And in 2015, the World Health Organisation dubbed it a probable carcinogen, too. Steak lovers panicked, understandably—but the designation probably doesn’t mean the end of juicy fillets.
Categorising red meat as potentially cancer-causing refers most directly to colorectal cancer, but even the strongest scientific evidence in this area is still considered somewhat limited. It looks like processed red meat—think hot dogs, sausage, and bacon—may be the real culprit. Processed meats were designated Group 1 carcinogens by the WHO, a more dangerous ranking than the Group 2A given to unprocessed red meat, because many contain nitrates and nitrites, salts that are thought to be directly related to cancer. “We can’t say there’s a safe level of intake of processed meat,” says Carolina Guizar, a registered dietitian and nutritionist with New York City meal delivery nonprofit God’s Love We Deliver. “It’s pretty clear that the more processed meat you have, the greater your risk for colorectal cancer.”
You’ve long been wary of the saturated fat and cholesterol in red meat, no doubt, but the research examining the link between eating red meat and heart disease has actually been mixed. In one review of 11 different studies, four found an increase in heart disease risk when people ate more red meat while five didn’t, Guizar says. Another review found only a weak link between red meat and heart disease, but a stronger link between processed meat and heart problems.
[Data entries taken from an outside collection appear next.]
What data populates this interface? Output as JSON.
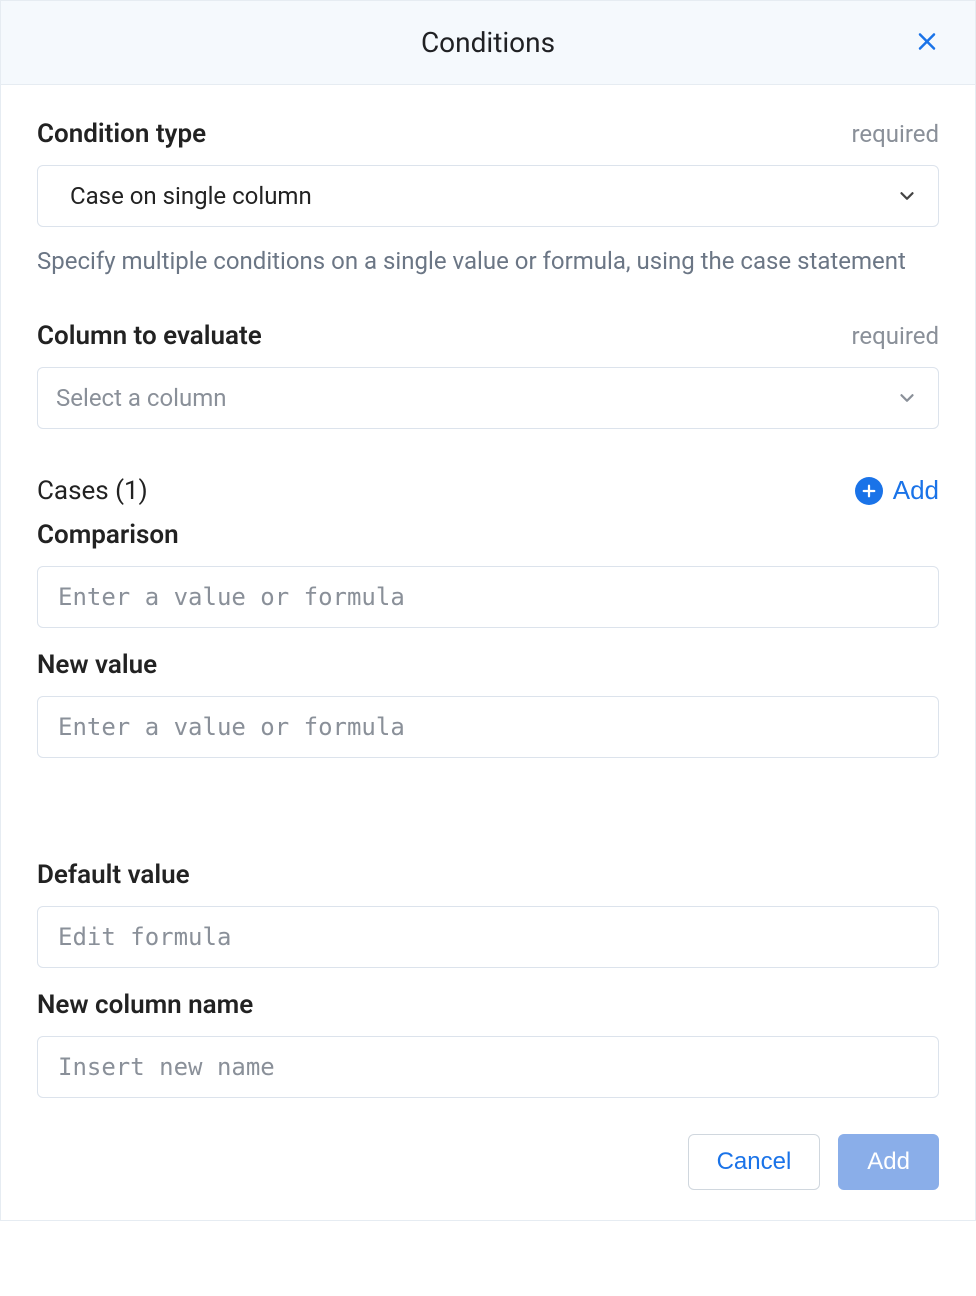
{
  "header": {
    "title": "Conditions"
  },
  "required_label": "required",
  "condition_type": {
    "label": "Condition type",
    "value": "Case on single column",
    "help": "Specify multiple conditions on a single value or formula, using the case statement"
  },
  "column_to_evaluate": {
    "label": "Column to evaluate",
    "placeholder": "Select a column"
  },
  "cases": {
    "heading": "Cases (1)",
    "add_label": "Add"
  },
  "comparison": {
    "label": "Comparison",
    "placeholder": "Enter a value or formula"
  },
  "new_value": {
    "label": "New value",
    "placeholder": "Enter a value or formula"
  },
  "default_value": {
    "label": "Default value",
    "placeholder": "Edit formula"
  },
  "new_column_name": {
    "label": "New column name",
    "placeholder": "Insert new name"
  },
  "footer": {
    "cancel": "Cancel",
    "add": "Add"
  }
}
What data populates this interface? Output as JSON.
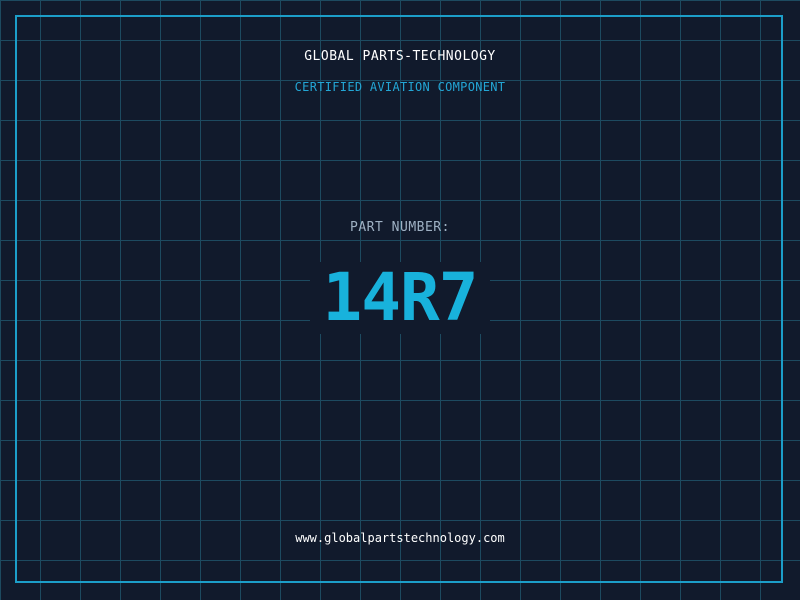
{
  "brand": {
    "name": "GLOBAL PARTS-TECHNOLOGY",
    "tagline": "CERTIFIED AVIATION COMPONENT"
  },
  "part": {
    "label": "PART NUMBER:",
    "number": "14R7"
  },
  "footer": {
    "website": "www.globalpartstechnology.com"
  },
  "colors": {
    "background": "#111a2c",
    "grid": "#1d4a60",
    "frame": "#1c9ec9",
    "accent": "#18b2dc",
    "label": "#9fb1c4",
    "text": "#ffffff"
  }
}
It actually might be the salt in processed red meat that’s the big concern, says Simin Liu, MD, ScD, professor of epidemiology at Brown University’s School of Public Health who researches nutrition and heart disease, among other topics. “Sodium in particular is a risk factor for high blood pressure, which in turn elevates heart disease risk,” he says. Iron intake from red meat has also been linked to heart disease and heart attack, he adds, not to mention saturated fat probably shouldn’t be let entirely off the hook.
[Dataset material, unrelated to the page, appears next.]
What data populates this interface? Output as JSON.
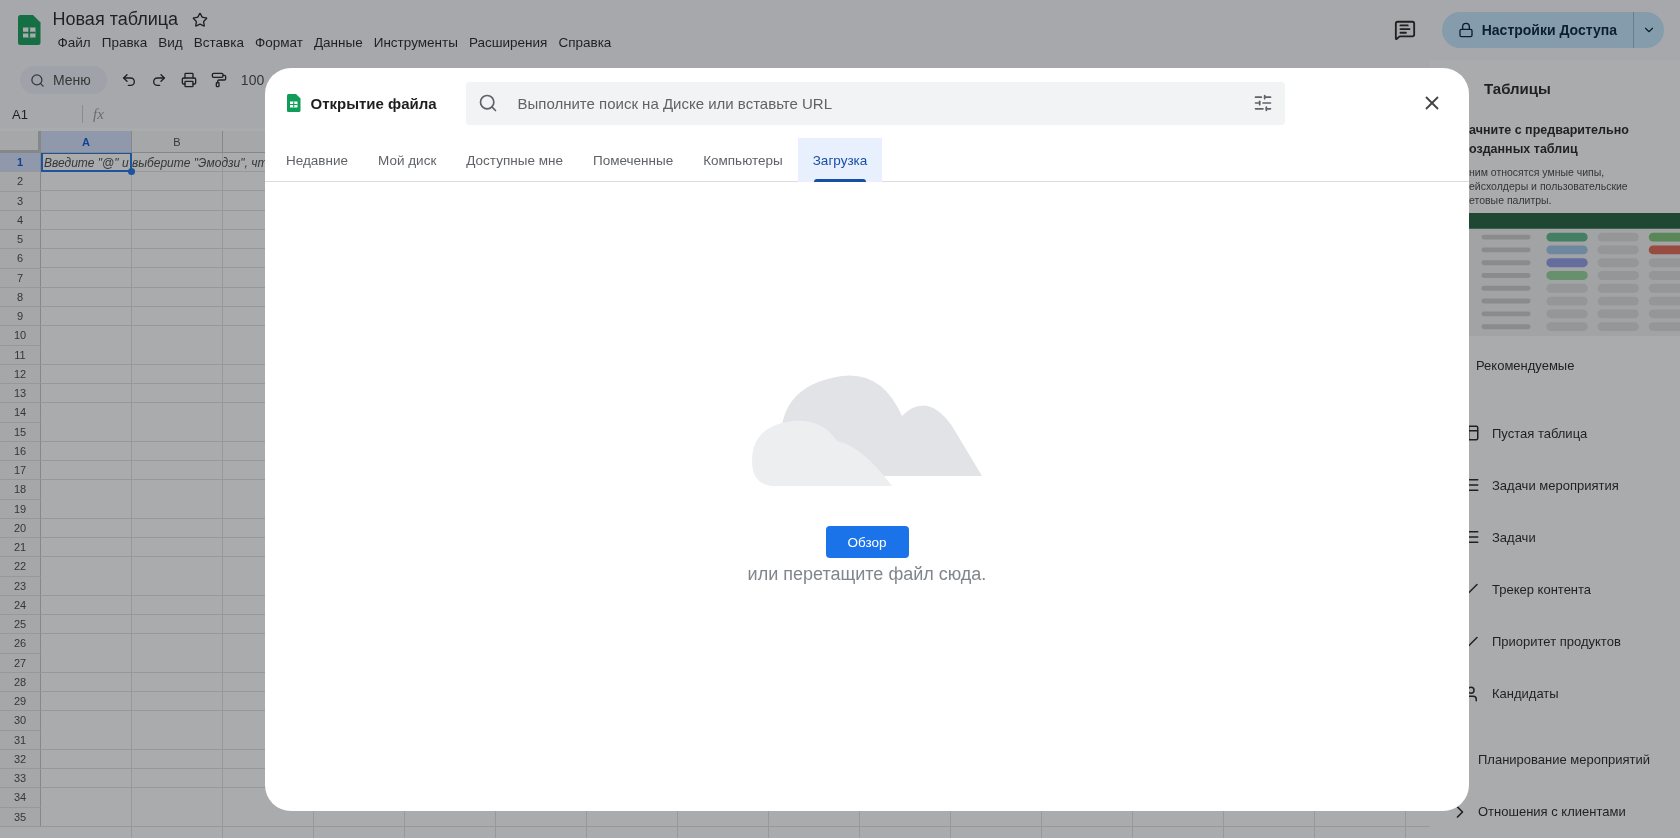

Because stroke shares so many risk factors with heart disease, it’s likely also linked to red meat consumption because of salt, namely those nitrites and nitrates again, Liu says. A review of studies examining stroke risk found that for every serving per day increase in red meat consumption, ischemic stroke risk increased by 13 per cent, or by 15 per cent when only processed meat was taken into consideration.
Liu’s research estimated that for every serving per day your red meat intake increases, your risk of type 2 diabetes goes up by somewhere between 9 and 18 per cent. Again, processed meat seems to be more problematic than unprocessed, and (noticing a theme yet?) nitrites and nitrates seem to be to blame, Liu says. Some of the same cancer-causing chemicals that can form while cooking red meat are also toxic to the cells in the pancreas that produce insulin, at least in studies of animals. Of course, eating red meat could cause you to pack on a few extra pounds, which could in turn increase diabetes risk, Liu adds. But it’s frequent consumption that he’s most concerned about.
“The average healthy person should not be worried about having a hamburger or a steak occasionally,” he says. The study results come from comparing people who eat red meat five or more times a week and people who eat it less than once a week. “Red meat consumed in modest portions and low frequency would not convey high risk of developing type 2 diabetes,” he says.